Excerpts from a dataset
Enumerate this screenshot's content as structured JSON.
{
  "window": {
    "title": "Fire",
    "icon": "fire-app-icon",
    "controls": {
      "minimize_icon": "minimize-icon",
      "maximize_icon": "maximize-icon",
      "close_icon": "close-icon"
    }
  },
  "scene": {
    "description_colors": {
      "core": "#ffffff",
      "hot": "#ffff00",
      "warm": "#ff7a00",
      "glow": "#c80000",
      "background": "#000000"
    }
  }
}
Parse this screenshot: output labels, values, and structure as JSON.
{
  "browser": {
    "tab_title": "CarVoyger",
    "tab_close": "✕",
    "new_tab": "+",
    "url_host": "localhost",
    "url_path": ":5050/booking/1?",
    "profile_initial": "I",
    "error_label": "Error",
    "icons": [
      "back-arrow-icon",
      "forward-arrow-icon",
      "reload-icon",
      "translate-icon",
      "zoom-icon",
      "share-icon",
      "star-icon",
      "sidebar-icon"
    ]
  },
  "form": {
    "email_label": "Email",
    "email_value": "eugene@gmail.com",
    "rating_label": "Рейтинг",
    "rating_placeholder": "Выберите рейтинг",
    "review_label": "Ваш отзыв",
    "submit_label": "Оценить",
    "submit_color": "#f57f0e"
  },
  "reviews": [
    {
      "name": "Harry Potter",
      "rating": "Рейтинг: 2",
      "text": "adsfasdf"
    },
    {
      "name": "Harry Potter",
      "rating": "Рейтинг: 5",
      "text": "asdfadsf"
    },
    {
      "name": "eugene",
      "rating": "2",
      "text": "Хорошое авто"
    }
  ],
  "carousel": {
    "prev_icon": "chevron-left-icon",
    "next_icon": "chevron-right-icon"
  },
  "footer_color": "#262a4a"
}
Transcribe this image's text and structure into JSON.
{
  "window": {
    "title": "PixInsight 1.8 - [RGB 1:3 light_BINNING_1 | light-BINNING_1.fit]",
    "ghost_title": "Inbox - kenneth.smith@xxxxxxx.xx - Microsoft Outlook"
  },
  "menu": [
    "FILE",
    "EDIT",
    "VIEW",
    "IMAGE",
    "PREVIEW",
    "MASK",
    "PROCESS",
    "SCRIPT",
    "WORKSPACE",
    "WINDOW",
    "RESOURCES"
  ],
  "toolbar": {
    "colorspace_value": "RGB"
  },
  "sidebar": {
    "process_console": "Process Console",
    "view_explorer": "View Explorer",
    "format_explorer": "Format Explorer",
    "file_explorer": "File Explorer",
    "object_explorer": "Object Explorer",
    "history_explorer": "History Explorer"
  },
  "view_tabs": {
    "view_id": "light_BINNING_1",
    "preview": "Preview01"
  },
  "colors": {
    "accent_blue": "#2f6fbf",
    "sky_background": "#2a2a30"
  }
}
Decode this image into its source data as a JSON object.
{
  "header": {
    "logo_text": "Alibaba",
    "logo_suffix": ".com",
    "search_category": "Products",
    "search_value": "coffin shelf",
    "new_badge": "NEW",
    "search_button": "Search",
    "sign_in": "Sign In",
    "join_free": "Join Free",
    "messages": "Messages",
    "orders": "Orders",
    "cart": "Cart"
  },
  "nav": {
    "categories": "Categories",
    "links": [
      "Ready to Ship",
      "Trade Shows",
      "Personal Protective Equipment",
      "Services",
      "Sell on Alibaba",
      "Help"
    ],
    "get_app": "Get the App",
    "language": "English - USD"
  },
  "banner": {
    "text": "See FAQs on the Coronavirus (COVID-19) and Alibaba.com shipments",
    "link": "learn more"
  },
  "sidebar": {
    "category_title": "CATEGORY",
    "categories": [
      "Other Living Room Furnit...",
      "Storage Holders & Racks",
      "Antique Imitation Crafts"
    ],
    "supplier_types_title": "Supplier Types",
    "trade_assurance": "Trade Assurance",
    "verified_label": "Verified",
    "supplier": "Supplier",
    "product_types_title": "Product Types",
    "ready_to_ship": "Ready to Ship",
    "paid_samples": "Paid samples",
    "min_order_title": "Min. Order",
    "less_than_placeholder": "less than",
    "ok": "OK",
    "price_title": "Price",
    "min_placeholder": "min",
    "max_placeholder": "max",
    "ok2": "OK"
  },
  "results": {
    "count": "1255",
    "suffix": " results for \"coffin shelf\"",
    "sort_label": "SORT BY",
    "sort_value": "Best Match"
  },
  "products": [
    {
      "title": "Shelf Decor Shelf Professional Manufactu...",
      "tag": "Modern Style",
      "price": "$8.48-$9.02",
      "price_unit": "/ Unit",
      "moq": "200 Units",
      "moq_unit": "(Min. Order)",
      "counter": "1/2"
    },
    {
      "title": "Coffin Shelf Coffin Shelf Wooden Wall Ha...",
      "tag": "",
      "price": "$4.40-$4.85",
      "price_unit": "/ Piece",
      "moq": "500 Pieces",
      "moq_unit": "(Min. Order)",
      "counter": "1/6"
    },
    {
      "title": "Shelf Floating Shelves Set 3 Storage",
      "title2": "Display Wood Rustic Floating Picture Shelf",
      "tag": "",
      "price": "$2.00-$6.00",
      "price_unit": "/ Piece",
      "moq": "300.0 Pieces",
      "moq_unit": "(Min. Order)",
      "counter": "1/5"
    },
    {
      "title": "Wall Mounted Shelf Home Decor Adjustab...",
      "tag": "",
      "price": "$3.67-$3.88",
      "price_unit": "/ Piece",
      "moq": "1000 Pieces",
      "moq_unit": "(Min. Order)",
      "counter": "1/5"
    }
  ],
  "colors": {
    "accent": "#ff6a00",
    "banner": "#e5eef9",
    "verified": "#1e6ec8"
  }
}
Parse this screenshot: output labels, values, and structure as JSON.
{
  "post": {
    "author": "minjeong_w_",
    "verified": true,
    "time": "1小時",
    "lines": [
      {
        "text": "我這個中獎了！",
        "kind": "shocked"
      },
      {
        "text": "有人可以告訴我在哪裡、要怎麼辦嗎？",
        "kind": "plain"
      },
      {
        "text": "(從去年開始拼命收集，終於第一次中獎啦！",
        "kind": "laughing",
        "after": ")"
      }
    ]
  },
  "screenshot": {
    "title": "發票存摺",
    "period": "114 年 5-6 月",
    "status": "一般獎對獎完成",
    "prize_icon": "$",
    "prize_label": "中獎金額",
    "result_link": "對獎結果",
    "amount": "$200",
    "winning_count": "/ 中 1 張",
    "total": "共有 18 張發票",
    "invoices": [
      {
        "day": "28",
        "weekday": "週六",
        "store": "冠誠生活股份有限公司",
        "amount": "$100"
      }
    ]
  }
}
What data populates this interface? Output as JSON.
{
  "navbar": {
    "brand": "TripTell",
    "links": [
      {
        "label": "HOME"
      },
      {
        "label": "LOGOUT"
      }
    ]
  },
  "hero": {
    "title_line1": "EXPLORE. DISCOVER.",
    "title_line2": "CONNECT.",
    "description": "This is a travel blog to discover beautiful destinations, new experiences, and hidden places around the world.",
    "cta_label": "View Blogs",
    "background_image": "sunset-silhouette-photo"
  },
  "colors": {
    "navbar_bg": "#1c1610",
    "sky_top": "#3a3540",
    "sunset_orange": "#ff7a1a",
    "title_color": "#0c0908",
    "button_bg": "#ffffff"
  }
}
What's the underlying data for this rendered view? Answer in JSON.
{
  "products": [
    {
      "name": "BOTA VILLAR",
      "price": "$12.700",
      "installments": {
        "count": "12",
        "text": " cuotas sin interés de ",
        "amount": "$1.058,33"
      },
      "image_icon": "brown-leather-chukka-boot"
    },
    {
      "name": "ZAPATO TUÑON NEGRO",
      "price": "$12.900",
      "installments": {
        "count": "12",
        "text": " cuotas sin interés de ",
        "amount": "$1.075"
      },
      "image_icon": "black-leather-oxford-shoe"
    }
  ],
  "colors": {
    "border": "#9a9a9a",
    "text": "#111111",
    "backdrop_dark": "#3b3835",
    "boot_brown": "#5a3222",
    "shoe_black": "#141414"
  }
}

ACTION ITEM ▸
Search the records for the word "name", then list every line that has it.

REPLY TO THE EXERCISE ▸
      "name": "Harry Potter",
      "name": "Harry Potter",
      "name": "eugene",
      "name": "BOTA VILLAR",
      "name": "ZAPATO TUÑON NEGRO",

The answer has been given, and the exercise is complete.